Task item
What is needed is an exact copy of the entries below, with the pictures left out.

Entries from a dataset of interfaces
☆ ☆ ☆

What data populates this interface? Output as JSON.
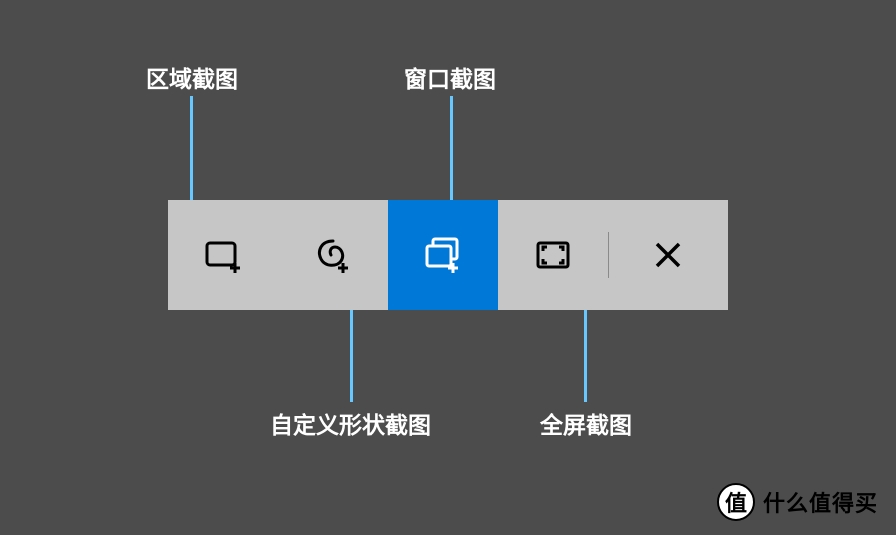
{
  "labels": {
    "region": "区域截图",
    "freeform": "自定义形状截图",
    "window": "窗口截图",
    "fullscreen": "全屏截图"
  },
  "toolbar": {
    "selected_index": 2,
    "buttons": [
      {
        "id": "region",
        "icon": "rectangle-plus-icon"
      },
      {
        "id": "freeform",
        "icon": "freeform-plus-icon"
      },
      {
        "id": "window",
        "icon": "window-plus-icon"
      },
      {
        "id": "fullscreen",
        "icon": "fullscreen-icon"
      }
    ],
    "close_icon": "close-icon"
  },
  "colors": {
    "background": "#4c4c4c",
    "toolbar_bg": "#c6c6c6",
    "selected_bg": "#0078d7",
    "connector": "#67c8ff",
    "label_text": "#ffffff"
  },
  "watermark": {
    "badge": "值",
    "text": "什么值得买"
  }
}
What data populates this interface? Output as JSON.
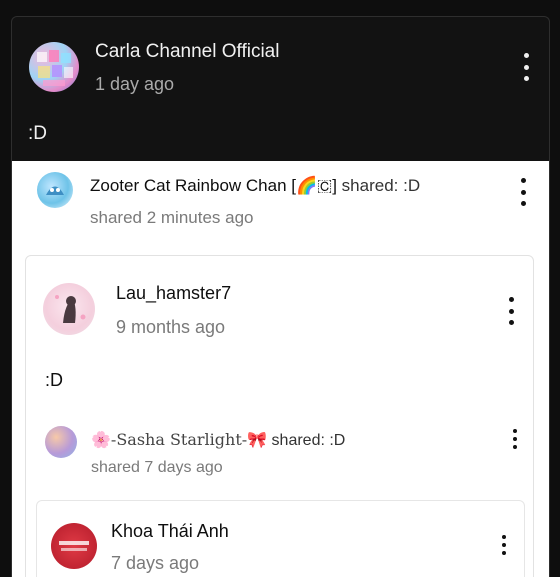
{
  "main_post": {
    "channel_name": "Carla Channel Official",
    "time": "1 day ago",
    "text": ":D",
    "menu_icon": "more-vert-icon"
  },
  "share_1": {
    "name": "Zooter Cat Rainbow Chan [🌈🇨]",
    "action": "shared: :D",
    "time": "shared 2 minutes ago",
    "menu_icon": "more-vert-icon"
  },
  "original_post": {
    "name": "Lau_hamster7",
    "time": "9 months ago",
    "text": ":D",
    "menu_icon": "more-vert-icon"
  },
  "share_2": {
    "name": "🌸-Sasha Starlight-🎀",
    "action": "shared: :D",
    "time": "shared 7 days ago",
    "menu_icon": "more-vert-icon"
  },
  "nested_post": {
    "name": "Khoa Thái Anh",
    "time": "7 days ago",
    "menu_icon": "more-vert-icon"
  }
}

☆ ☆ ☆

Written response
What data populates this interface? Output as JSON.
{
  "labels": {
    "region": "区域截图",
    "freeform": "自定义形状截图",
    "window": "窗口截图",
    "fullscreen": "全屏截图"
  },
  "toolbar": {
    "selected_index": 2,
    "buttons": [
      {
        "id": "region",
        "icon": "rectangle-plus-icon"
      },
      {
        "id": "freeform",
        "icon": "freeform-plus-icon"
      },
      {
        "id": "window",
        "icon": "window-plus-icon"
      },
      {
        "id": "fullscreen",
        "icon": "fullscreen-icon"
      }
    ],
    "close_icon": "close-icon"
  },
  "colors": {
    "background": "#4c4c4c",
    "toolbar_bg": "#c6c6c6",
    "selected_bg": "#0078d7",
    "connector": "#67c8ff",
    "label_text": "#ffffff"
  },
  "watermark": {
    "badge": "值",
    "text": "什么值得买"
  }
}
What data populates this interface? Output as JSON.
{
  "main_post": {
    "channel_name": "Carla Channel Official",
    "time": "1 day ago",
    "text": ":D",
    "menu_icon": "more-vert-icon"
  },
  "share_1": {
    "name": "Zooter Cat Rainbow Chan [🌈🇨]",
    "action": "shared: :D",
    "time": "shared 2 minutes ago",
    "menu_icon": "more-vert-icon"
  },
  "original_post": {
    "name": "Lau_hamster7",
    "time": "9 months ago",
    "text": ":D",
    "menu_icon": "more-vert-icon"
  },
  "share_2": {
    "name": "🌸-Sasha Starlight-🎀",
    "action": "shared: :D",
    "time": "shared 7 days ago",
    "menu_icon": "more-vert-icon"
  },
  "nested_post": {
    "name": "Khoa Thái Anh",
    "time": "7 days ago",
    "menu_icon": "more-vert-icon"
  }
}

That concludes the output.